|Quick value (%) or INR||> 70 % or < 1,7||40 – 70 % or 1,7 – 2,3||< 40 % or > 2,3|
If liver cirrhosis is caused by primary biliary cirrhosis, the bilirubin level is assessed differently: For measured values below 4 mg/dl 1 point is assigned. If the bilirubin level is between 4 and 10 mg/dl, you get 2 points. For bilirubin levels above 10 mg/dl, the doctor awards 3 points.
Cirrhosis of the liver stages
The Child-Pugh-Score is the sum of all achieved points. It is between 5 and 15 points: Cirrhosis of the liver of the mildest severity results in a score of 5, whereas severe liver damage results in a total score of 15.
The individual ranges of points are assigned to different stages of liver cirrhosis: With a total score of 5 to 6, Child A liver cirrhosis is present – the mildest stage of liver cirrhosis. Child B corresponds to a Child Pugh score of 7 to 9, whereas the scores 10 to 15 indicate the highest stage of liver cirrhosis: Child C.
Based on the stage, the doctor can estimate the patient’s risk of death for the following twelve months:
|5 – 6||Child A||3 to 10 per cent|
|7 – 9||Child B||10 to 30 per cent|
|10 – 15||Child C||50 to 80 per cent|
As the table shows, the mortality rate in the first year at Child A stage is still quite low. However, it increases significantly with further progression of the liver cirrhosis.
Cirrhosis of the liver: course of the disease and prognosis
The earlier liver cirrhosis is detected and treated, the better the prognosis.

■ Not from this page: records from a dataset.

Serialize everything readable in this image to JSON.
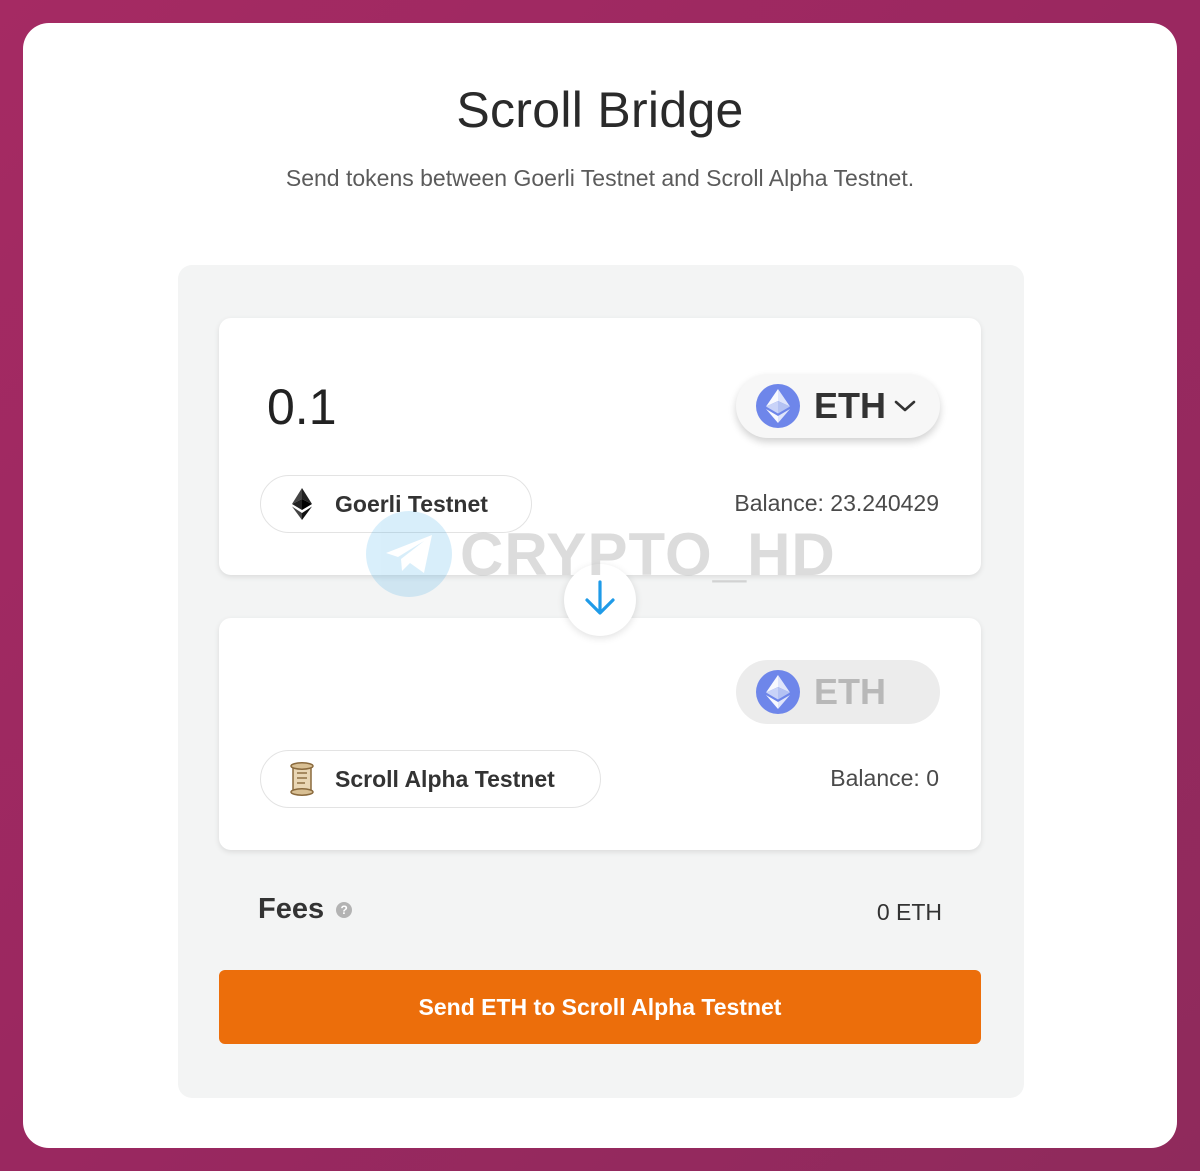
{
  "header": {
    "title": "Scroll Bridge",
    "subtitle": "Send tokens between Goerli Testnet and Scroll Alpha Testnet."
  },
  "from": {
    "amount": "0.1",
    "token": "ETH",
    "network": "Goerli Testnet",
    "balance": "Balance: 23.240429"
  },
  "to": {
    "token": "ETH",
    "network": "Scroll Alpha Testnet",
    "balance": "Balance: 0"
  },
  "fees": {
    "label": "Fees",
    "help": "?",
    "value": "0 ETH"
  },
  "action": {
    "send_label": "Send ETH to Scroll Alpha Testnet"
  },
  "watermark": {
    "text": "CRYPTO_HD"
  },
  "colors": {
    "accent": "#ec6e0b",
    "eth": "#6e86ea",
    "arrow": "#1f9be8",
    "background": "#a52a63"
  },
  "icons": {
    "token": "ethereum-icon",
    "from_network": "ethereum-icon",
    "to_network": "scroll-icon",
    "swap": "arrow-down-icon",
    "token_dropdown": "chevron-down-icon",
    "fees_help": "help-icon"
  }
}
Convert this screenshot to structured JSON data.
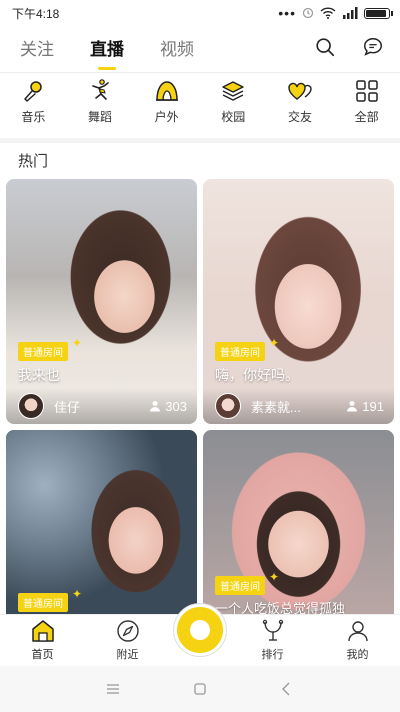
{
  "status_bar": {
    "time": "下午4:18",
    "icons": [
      "dots-icon",
      "alarm-icon",
      "wifi-icon",
      "signal-icon",
      "battery-icon"
    ],
    "battery_level": 0.85
  },
  "top_tabs": [
    {
      "label": "关注",
      "active": false
    },
    {
      "label": "直播",
      "active": true
    },
    {
      "label": "视频",
      "active": false
    }
  ],
  "top_icons": [
    "search-icon",
    "message-icon"
  ],
  "categories": [
    {
      "label": "音乐",
      "icon": "microphone-icon"
    },
    {
      "label": "舞蹈",
      "icon": "dancer-icon"
    },
    {
      "label": "户外",
      "icon": "tent-icon"
    },
    {
      "label": "校园",
      "icon": "books-icon"
    },
    {
      "label": "交友",
      "icon": "hearts-icon"
    },
    {
      "label": "全部",
      "icon": "grid-icon"
    }
  ],
  "section_title": "热门",
  "cards": [
    {
      "badge": "普通房间",
      "title": "我来也",
      "username": "佳仔",
      "viewers": "303"
    },
    {
      "badge": "普通房间",
      "title": "嗨，你好吗。",
      "username": "素素就...",
      "viewers": "191"
    },
    {
      "badge": "普通房间",
      "title": "",
      "username": "",
      "viewers": ""
    },
    {
      "badge": "普通房间",
      "title": "一个人吃饭总觉得孤独",
      "username": "",
      "viewers": ""
    }
  ],
  "bottom_nav": [
    {
      "label": "首页",
      "icon": "home-icon",
      "active": true
    },
    {
      "label": "附近",
      "icon": "compass-icon",
      "active": false
    },
    {
      "label": "排行",
      "icon": "trophy-icon",
      "active": false
    },
    {
      "label": "我的",
      "icon": "person-icon",
      "active": false
    }
  ],
  "colors": {
    "accent": "#f5d313",
    "text": "#222222",
    "muted": "#777777"
  }
}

Effective treatment includes eliminating or treating the cause of the disease (alcoholism, hepatitis, etc.). For example, alcoholics who stop drinking permanently have a comparatively good prognosis for liver cirrhosis. However, the damage already caused is not curable. Only the progression of cirrhosis can be stopped.

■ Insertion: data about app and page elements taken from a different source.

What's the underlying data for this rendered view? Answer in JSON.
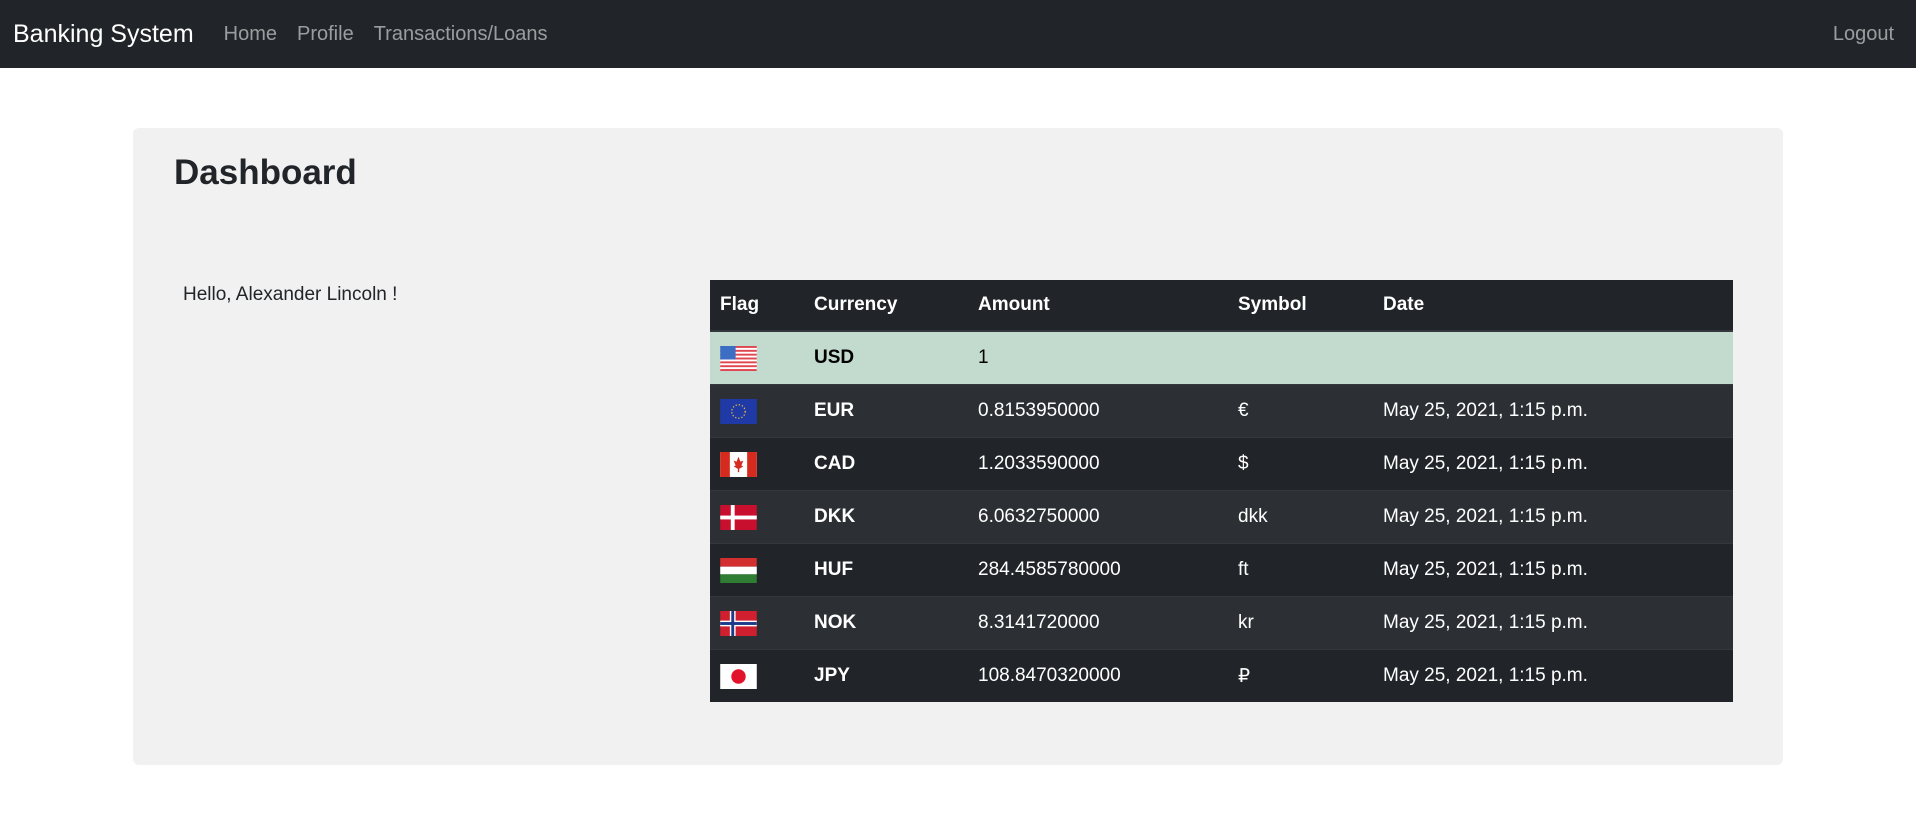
{
  "navbar": {
    "brand": "Banking System",
    "links": [
      "Home",
      "Profile",
      "Transactions/Loans"
    ],
    "logout": "Logout"
  },
  "page": {
    "title": "Dashboard",
    "greeting": "Hello, Alexander Lincoln !"
  },
  "table": {
    "headers": [
      "Flag",
      "Currency",
      "Amount",
      "Symbol",
      "Date"
    ],
    "rows": [
      {
        "flag": "us-flag-icon",
        "currency": "USD",
        "amount": "1",
        "symbol": "",
        "date": ""
      },
      {
        "flag": "eu-flag-icon",
        "currency": "EUR",
        "amount": "0.8153950000",
        "symbol": "€",
        "date": "May 25, 2021, 1:15 p.m."
      },
      {
        "flag": "ca-flag-icon",
        "currency": "CAD",
        "amount": "1.2033590000",
        "symbol": "$",
        "date": "May 25, 2021, 1:15 p.m."
      },
      {
        "flag": "dk-flag-icon",
        "currency": "DKK",
        "amount": "6.0632750000",
        "symbol": "dkk",
        "date": "May 25, 2021, 1:15 p.m."
      },
      {
        "flag": "hu-flag-icon",
        "currency": "HUF",
        "amount": "284.4585780000",
        "symbol": "ft",
        "date": "May 25, 2021, 1:15 p.m."
      },
      {
        "flag": "no-flag-icon",
        "currency": "NOK",
        "amount": "8.3141720000",
        "symbol": "kr",
        "date": "May 25, 2021, 1:15 p.m."
      },
      {
        "flag": "jp-flag-icon",
        "currency": "JPY",
        "amount": "108.8470320000",
        "symbol": "₽",
        "date": "May 25, 2021, 1:15 p.m."
      }
    ]
  },
  "colors": {
    "navbar_bg": "#212529",
    "table_bg": "#212529",
    "table_stripe": "#2c3034",
    "highlight_row": "#c3dbcf",
    "panel_bg": "#f1f1f1"
  }
}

The prospects are significantly worse if people with alcohol-related cirrhosis of the liver continue to drink alcohol. Every second one of them then dies within five years. However, complications of cirrhosis of the liver can additionally worsen the life expectancy of patients.
The most frequent causes of death in patients with liver cirrhosis are liver failure, bleeding from varicose veins in the esophagus or stomach, and liver cancer (hepatocellular carcinoma).

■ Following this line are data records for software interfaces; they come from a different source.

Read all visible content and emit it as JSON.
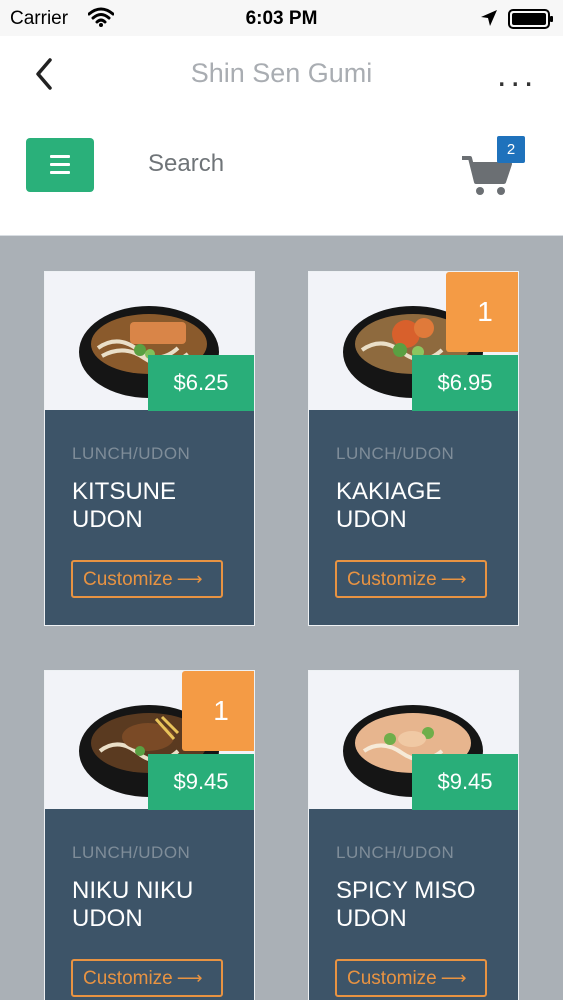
{
  "status_bar": {
    "carrier": "Carrier",
    "time": "6:03 PM"
  },
  "header": {
    "title": "Shin Sen Gumi",
    "more_label": "...",
    "search_placeholder": "Search",
    "cart_count": "2"
  },
  "products": [
    {
      "category": "LUNCH/UDON",
      "name": "KITSUNE UDON",
      "price": "$6.25",
      "quantity": "",
      "customize_label": "Customize",
      "soup_color": "#8a5a2c",
      "topping_color": "#d98548"
    },
    {
      "category": "LUNCH/UDON",
      "name": "KAKIAGE UDON",
      "price": "$6.95",
      "quantity": "1",
      "customize_label": "Customize",
      "soup_color": "#8e6a3e",
      "topping_color": "#d8602c"
    },
    {
      "category": "LUNCH/UDON",
      "name": "NIKU NIKU UDON",
      "price": "$9.45",
      "quantity": "1",
      "customize_label": "Customize",
      "soup_color": "#5a3a20",
      "topping_color": "#7a4a26"
    },
    {
      "category": "LUNCH/UDON",
      "name": "SPICY MISO UDON",
      "price": "$9.45",
      "quantity": "",
      "customize_label": "Customize",
      "soup_color": "#e7b58e",
      "topping_color": "#f0c9a4"
    }
  ],
  "colors": {
    "accent_green": "#2ab07a",
    "card_navy": "#3d5468",
    "quantity_orange": "#f49b45",
    "cart_badge_blue": "#1f72bc"
  }
}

Cirrhosis of the liver: prevention
If you want to prevent cirrhosis of the liver, you should first and foremost avoid alcohol or at least consume it in moderation: Healthy men can drink up to 0.75 litres of beer or three eighths of a litre of wine a day. Healthy women are recommended a maximum of 0.5 litres of beer or a quarter litre of wine. For both sexes applies: This “permitted” amount of alcohol should not be allowed every day!
With a hepatitis vaccination you can prevent the second most common cause of liver cirrhosis. Such a vaccination is advisable especially before planned trips abroad.
Pay attention to toxic chemicals in the workplace (carbon tetrachloride, benzene, etc.): company doctors or occupational health physicians will inform you about possible dangers and occupational safety measures.
Only take medication and vitamin supplements when necessary. As the central metabolic organ, the liver must break down and detoxify all foreign substances. Ask your doctor or pharmacist in advance how liver-damaging a preparation is – perhaps there is a better-tolerated preparation that does not increase the risk of liver damage and cirrhosis.